Working from home is great but poses problems when you decide to do some home remodeling. What I thought would be a two week inconvenience has turned into a two month ordeal as my office has been relocated to the kitchen table. Over the weeks working from a wooden chair has my back longing for the comfort of my couch. Also, plugging my laptop, hard drive, and other accessories into a power strip, and then draping the cords over chairs and across the floor to the nearest outlet, got me thinking that the portability I should have in a laptop didn’t stack up to TV commercial claims. There had to be a better way of doing this. That’s when the seed of a wireless network finally started to germinate in my brain.
I’m no networking genius and I’ve never had the need for a wireless network, so I began researching some of the equipment I already own to see where I stood. The first thing I checked was the Apple Airport base station in my office. A brief look at the base station revealed a USB port on the back. I had no idea what this was for, so instead of hunting down the manual I never read, I looked it up on the Net. A quick Google search took me to Apple’s website and right there on the front page, to my utter amazement, were the words share a hard drive. I was stunned. I had no idea the USB port existed for that purpose, so I swore an oath to myself to read the instructions of future electronic purchases more thoroughly.

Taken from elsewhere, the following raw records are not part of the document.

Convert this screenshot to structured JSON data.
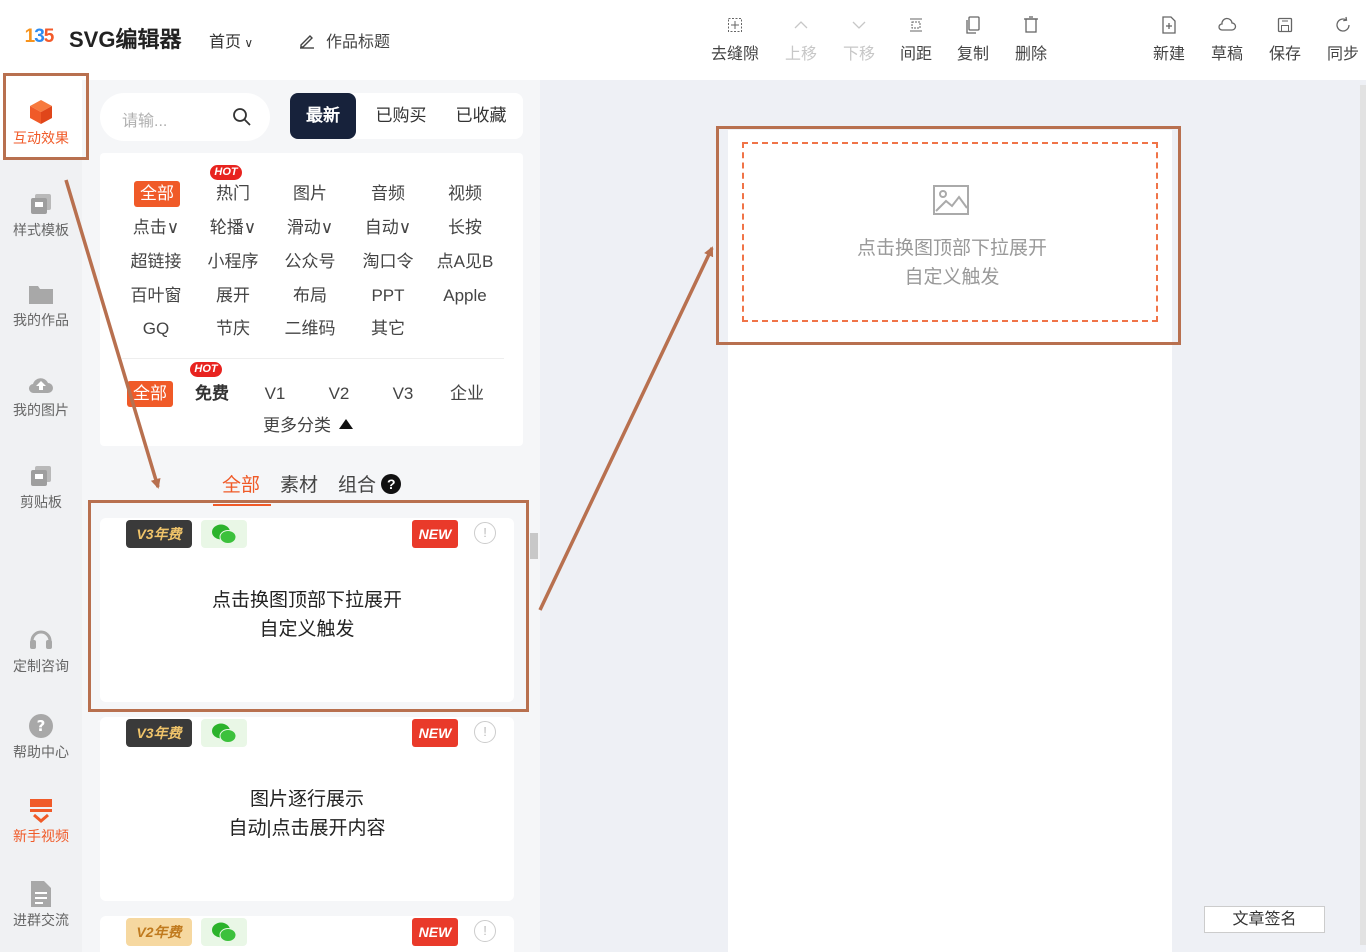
{
  "header": {
    "logo": {
      "a": "1",
      "b": "3",
      "c": "5"
    },
    "brand": "SVG编辑器",
    "home": "首页",
    "title_edit": "作品标题",
    "tools": [
      {
        "name": "remove-gap",
        "label": "去缝隙",
        "icon": "grid-icon",
        "disabled": false
      },
      {
        "name": "move-up",
        "label": "上移",
        "icon": "chevron-up-icon",
        "disabled": true
      },
      {
        "name": "move-down",
        "label": "下移",
        "icon": "chevron-down-icon",
        "disabled": true
      },
      {
        "name": "spacing",
        "label": "间距",
        "icon": "spacing-icon",
        "disabled": false
      },
      {
        "name": "copy",
        "label": "复制",
        "icon": "copy-icon",
        "disabled": false
      },
      {
        "name": "delete",
        "label": "删除",
        "icon": "trash-icon",
        "disabled": false
      },
      {
        "name": "new",
        "label": "新建",
        "icon": "new-file-icon",
        "disabled": false
      },
      {
        "name": "draft",
        "label": "草稿",
        "icon": "cloud-icon",
        "disabled": false
      },
      {
        "name": "save",
        "label": "保存",
        "icon": "save-icon",
        "disabled": false
      },
      {
        "name": "sync",
        "label": "同步",
        "icon": "sync-icon",
        "disabled": false
      }
    ]
  },
  "leftnav": [
    {
      "label": "互动效果",
      "icon": "cube-icon"
    },
    {
      "label": "样式模板",
      "icon": "template-icon"
    },
    {
      "label": "我的作品",
      "icon": "folder-icon"
    },
    {
      "label": "我的图片",
      "icon": "cloud-upload-icon"
    },
    {
      "label": "剪贴板",
      "icon": "clipboard-icon"
    },
    {
      "label": "定制咨询",
      "icon": "headset-icon"
    },
    {
      "label": "帮助中心",
      "icon": "help-icon"
    },
    {
      "label": "新手视频",
      "icon": "video-icon"
    },
    {
      "label": "进群交流",
      "icon": "document-icon"
    }
  ],
  "panel": {
    "search_placeholder": "请输...",
    "segtabs": [
      "最新",
      "已购买",
      "已收藏"
    ],
    "categories_row1": [
      "全部",
      "热门",
      "图片",
      "音频",
      "视频"
    ],
    "categories_row2": [
      "点击∨",
      "轮播∨",
      "滑动∨",
      "自动∨",
      "长按"
    ],
    "categories_row3": [
      "超链接",
      "小程序",
      "公众号",
      "淘口令",
      "点A见B"
    ],
    "categories_row4": [
      "百叶窗",
      "展开",
      "布局",
      "PPT",
      "Apple"
    ],
    "categories_row5": [
      "GQ",
      "节庆",
      "二维码",
      "其它"
    ],
    "pricing": [
      "全部",
      "免费",
      "V1",
      "V2",
      "V3",
      "企业"
    ],
    "hot_label": "HOT",
    "more": "更多分类",
    "subtabs": [
      "全部",
      "素材",
      "组合"
    ],
    "qmark": "?",
    "cards": [
      {
        "version": "V3年费",
        "new": "NEW",
        "info": "!",
        "line1": "点击换图顶部下拉展开",
        "line2": "自定义触发"
      },
      {
        "version": "V3年费",
        "new": "NEW",
        "info": "!",
        "line1": "图片逐行展示",
        "line2": "自动|点击展开内容"
      },
      {
        "version": "V2年费",
        "new": "NEW",
        "info": "!",
        "line1": "",
        "line2": ""
      }
    ]
  },
  "canvas": {
    "placeholder_line1": "点击换图顶部下拉展开",
    "placeholder_line2": "自定义触发",
    "sign_button": "文章签名"
  },
  "colors": {
    "accent": "#f05a28",
    "annotation": "#b8704f",
    "dark_tab": "#17223b"
  }
}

I immediately disconnected the 2TB hard drive from my computer and connected it to the base station. With absolutely no effort my laptop discovered it and I was freed from the burden of a few cables. This hard drive contains all of my client projects as well as frequently used files, stock footage, and images. I was wary about running an After Effects project solely through a home wireless network, but found that it was quite stable. I had no trouble opening projects and working with them. The only thing I did notice was a significant lag when opening and viewing Quicktime movies. In those cases I found pulling them down locally to work with was best.

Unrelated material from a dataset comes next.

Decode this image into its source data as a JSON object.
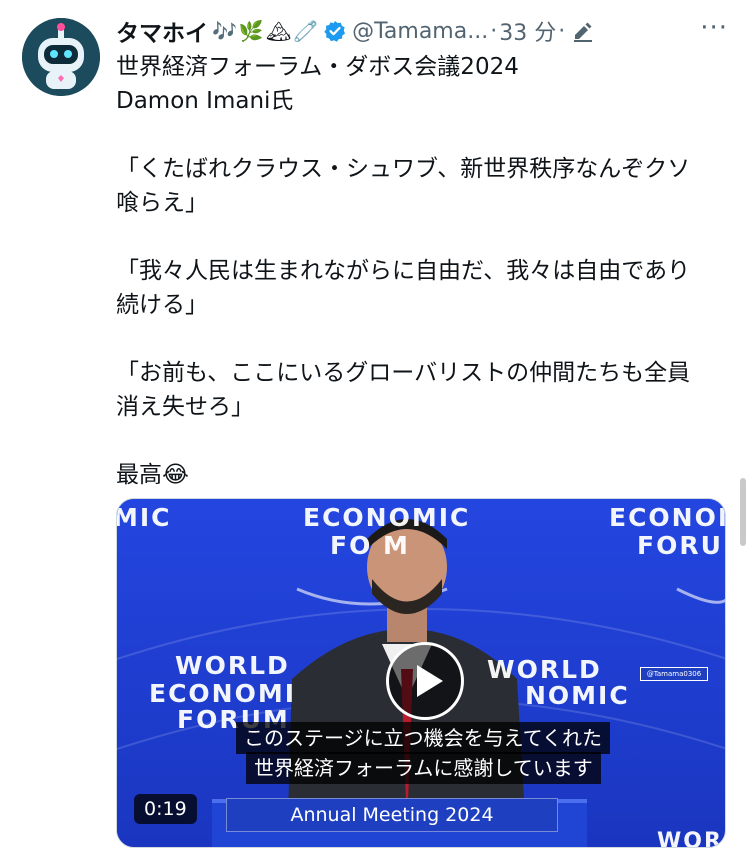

Overall it was pretty cool, I used the hard drive this way for a 90 second info graphic project I was working on, without a hiccup. I even found the new configuration had no trouble transferring the completed project to my FTP for client download.
According to Apple you can also use the base station to access the drive remotely via the internet. Just knowing I could leave my drive at home and have access to all of my design elements remotely is really exciting.
This experimentation with the hard drive got me thinking of other ways to streamline my workflow, and while sitting on the couch watching TV and browsing Facebook on my iPad, I had an idea. Would After Effects work on my iPad? Another Google search and 5 minutes later I found the Air Display app. Air Display is available as a download on the App Store and costs $9.99 at the time of writing.
Air Display is described as an app that allows you to use your iPad, iPhone or iPod Touch as a wireless display extending your computer desktop. As an experiment I downloaded the app, followed the instructions and within moments had After Effects “running” on my iPad. It was completely impractical of course, the iPad’s screen is far too small to effectively use After Effects this way.
Not to be deterred by the lack of screen real-estate, I decided to step it up a notch. By turning on my Apple TV I was able to use my iPad as an intermediary to broadcast my desktop to a 52 inch flat screen tv, and with a wireless Wacom pad, lounged on my couch creating some simple animations.
There was a significant lag when performing actions but the potential with a future version of the iPad and a faster network connection really intrigued me. Who knows, maybe it will happen. Getting paid to lay on the couch would suit me just fine.
What do you think? Any time saving ideas using wireless networks? Any problems with them? Please share.